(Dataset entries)

◇ ◇ ◇ ◇ ◇

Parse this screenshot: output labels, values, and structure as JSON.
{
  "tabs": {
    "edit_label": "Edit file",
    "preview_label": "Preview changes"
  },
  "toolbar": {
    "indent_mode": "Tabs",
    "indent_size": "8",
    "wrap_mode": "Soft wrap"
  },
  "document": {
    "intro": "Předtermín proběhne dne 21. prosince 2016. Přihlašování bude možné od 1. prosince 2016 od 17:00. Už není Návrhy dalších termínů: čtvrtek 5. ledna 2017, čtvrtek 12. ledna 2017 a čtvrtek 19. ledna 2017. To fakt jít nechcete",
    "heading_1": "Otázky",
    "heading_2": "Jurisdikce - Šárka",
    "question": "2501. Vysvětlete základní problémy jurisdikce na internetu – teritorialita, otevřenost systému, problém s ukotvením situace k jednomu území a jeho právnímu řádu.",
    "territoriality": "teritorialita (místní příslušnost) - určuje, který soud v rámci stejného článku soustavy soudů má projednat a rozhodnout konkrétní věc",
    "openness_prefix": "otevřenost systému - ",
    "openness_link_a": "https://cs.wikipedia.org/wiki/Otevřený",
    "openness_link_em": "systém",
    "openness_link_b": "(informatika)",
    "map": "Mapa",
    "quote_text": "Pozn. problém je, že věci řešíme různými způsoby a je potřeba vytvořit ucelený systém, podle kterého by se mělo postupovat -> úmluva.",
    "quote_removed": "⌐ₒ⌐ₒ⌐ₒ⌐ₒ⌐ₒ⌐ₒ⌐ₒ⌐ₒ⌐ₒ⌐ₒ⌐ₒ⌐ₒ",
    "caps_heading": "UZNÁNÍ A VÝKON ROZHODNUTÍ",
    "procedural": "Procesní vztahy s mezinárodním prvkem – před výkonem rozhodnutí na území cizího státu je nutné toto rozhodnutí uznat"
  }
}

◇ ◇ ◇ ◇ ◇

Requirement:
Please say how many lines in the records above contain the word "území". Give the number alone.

Answer:
2